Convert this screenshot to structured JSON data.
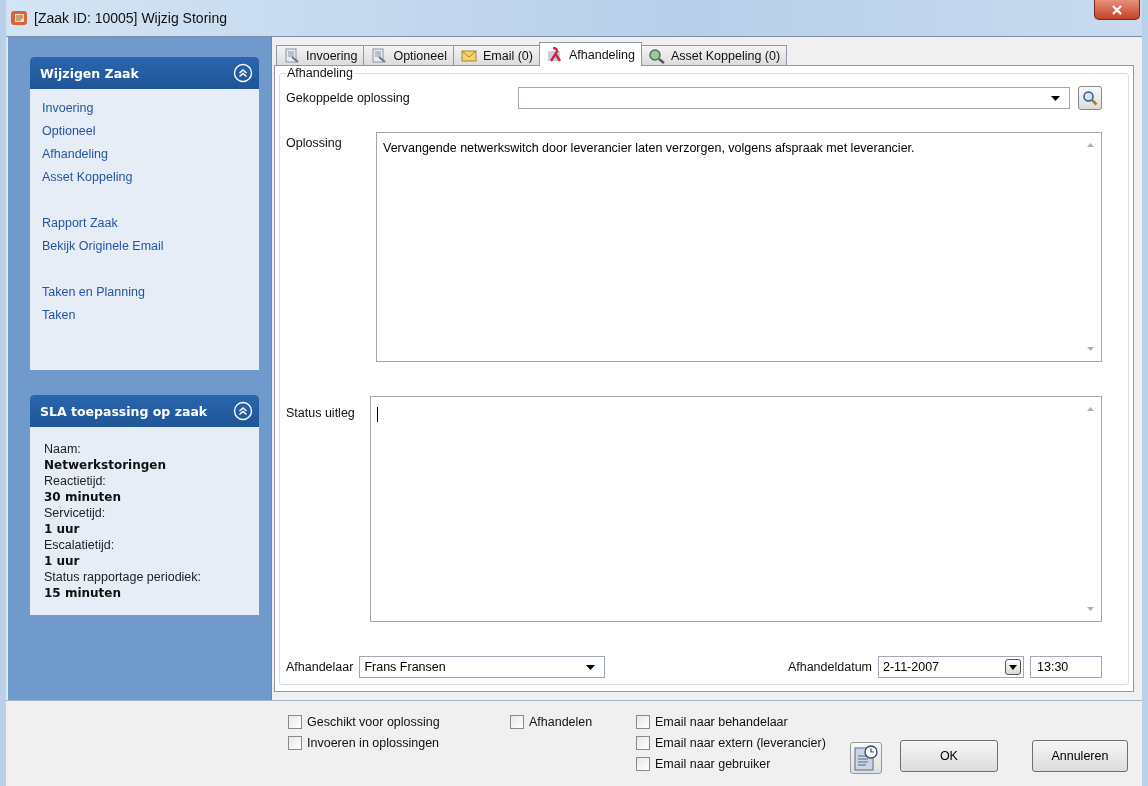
{
  "window": {
    "title": "[Zaak ID: 10005] Wijzig Storing"
  },
  "sidebar": {
    "panels": [
      {
        "kind": "links",
        "title": "Wijzigen Zaak",
        "expanded": true,
        "groups": [
          [
            "Invoering",
            "Optioneel",
            "Afhandeling",
            "Asset Koppeling"
          ],
          [
            "Rapport Zaak",
            "Bekijk Originele Email"
          ],
          [
            "Taken en Planning",
            "Taken"
          ]
        ]
      },
      {
        "kind": "fields",
        "title": "SLA toepassing op zaak",
        "expanded": true,
        "fields": [
          {
            "label": "Naam:",
            "value": "Netwerkstoringen"
          },
          {
            "label": "Reactietijd:",
            "value": "30 minuten"
          },
          {
            "label": "Servicetijd:",
            "value": "1 uur"
          },
          {
            "label": "Escalatietijd:",
            "value": "1 uur"
          },
          {
            "label": "Status rapportage periodiek:",
            "value": "15 minuten"
          }
        ]
      }
    ]
  },
  "tabs": [
    {
      "label": "Invoering",
      "kind": "document",
      "selected": false
    },
    {
      "label": "Optioneel",
      "kind": "document",
      "selected": false
    },
    {
      "label": "Email (0)",
      "kind": "email",
      "selected": false
    },
    {
      "label": "Afhandeling",
      "kind": "handling",
      "selected": true
    },
    {
      "label": "Asset Koppeling (0)",
      "kind": "asset",
      "selected": false
    }
  ],
  "group": {
    "title": "Afhandeling",
    "linked_solution": {
      "label": "Gekoppelde oplossing"
    },
    "solution": {
      "label": "Oplossing",
      "value": "Vervangende netwerkswitch door leverancier laten verzorgen, volgens afspraak met leverancier."
    },
    "status": {
      "label": "Status uitleg"
    },
    "handler": {
      "label": "Afhandelaar",
      "value": "Frans Fransen"
    },
    "date": {
      "label": "Afhandeldatum",
      "value": "2-11-2007",
      "time": "13:30"
    }
  },
  "checkbox_columns": [
    [
      {
        "label": "Geschikt voor oplossing",
        "checked": false
      },
      {
        "label": "Invoeren in oplossingen",
        "checked": false
      }
    ],
    [
      {
        "label": "Afhandelen",
        "checked": false
      }
    ],
    [
      {
        "label": "Email naar behandelaar",
        "checked": false
      },
      {
        "label": "Email naar extern (leverancier)",
        "checked": false
      },
      {
        "label": "Email naar gebruiker",
        "checked": false
      }
    ]
  ],
  "buttons": [
    "OK",
    "Annuleren"
  ]
}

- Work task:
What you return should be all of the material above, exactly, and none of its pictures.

- Answer to this task:
Convert this screenshot to structured JSON data.
{
  "window": {
    "title": "[Zaak ID: 10005] Wijzig Storing"
  },
  "sidebar": {
    "panels": [
      {
        "kind": "links",
        "title": "Wijzigen Zaak",
        "expanded": true,
        "groups": [
          [
            "Invoering",
            "Optioneel",
            "Afhandeling",
            "Asset Koppeling"
          ],
          [
            "Rapport Zaak",
            "Bekijk Originele Email"
          ],
          [
            "Taken en Planning",
            "Taken"
          ]
        ]
      },
      {
        "kind": "fields",
        "title": "SLA toepassing op zaak",
        "expanded": true,
        "fields": [
          {
            "label": "Naam:",
            "value": "Netwerkstoringen"
          },
          {
            "label": "Reactietijd:",
            "value": "30 minuten"
          },
          {
            "label": "Servicetijd:",
            "value": "1 uur"
          },
          {
            "label": "Escalatietijd:",
            "value": "1 uur"
          },
          {
            "label": "Status rapportage periodiek:",
            "value": "15 minuten"
          }
        ]
      }
    ]
  },
  "tabs": [
    {
      "label": "Invoering",
      "kind": "document",
      "selected": false
    },
    {
      "label": "Optioneel",
      "kind": "document",
      "selected": false
    },
    {
      "label": "Email (0)",
      "kind": "email",
      "selected": false
    },
    {
      "label": "Afhandeling",
      "kind": "handling",
      "selected": true
    },
    {
      "label": "Asset Koppeling (0)",
      "kind": "asset",
      "selected": false
    }
  ],
  "group": {
    "title": "Afhandeling",
    "linked_solution": {
      "label": "Gekoppelde oplossing"
    },
    "solution": {
      "label": "Oplossing",
      "value": "Vervangende netwerkswitch door leverancier laten verzorgen, volgens afspraak met leverancier."
    },
    "status": {
      "label": "Status uitleg"
    },
    "handler": {
      "label": "Afhandelaar",
      "value": "Frans Fransen"
    },
    "date": {
      "label": "Afhandeldatum",
      "value": "2-11-2007",
      "time": "13:30"
    }
  },
  "checkbox_columns": [
    [
      {
        "label": "Geschikt voor oplossing",
        "checked": false
      },
      {
        "label": "Invoeren in oplossingen",
        "checked": false
      }
    ],
    [
      {
        "label": "Afhandelen",
        "checked": false
      }
    ],
    [
      {
        "label": "Email naar behandelaar",
        "checked": false
      },
      {
        "label": "Email naar extern (leverancier)",
        "checked": false
      },
      {
        "label": "Email naar gebruiker",
        "checked": false
      }
    ]
  ],
  "buttons": [
    "OK",
    "Annuleren"
  ]
}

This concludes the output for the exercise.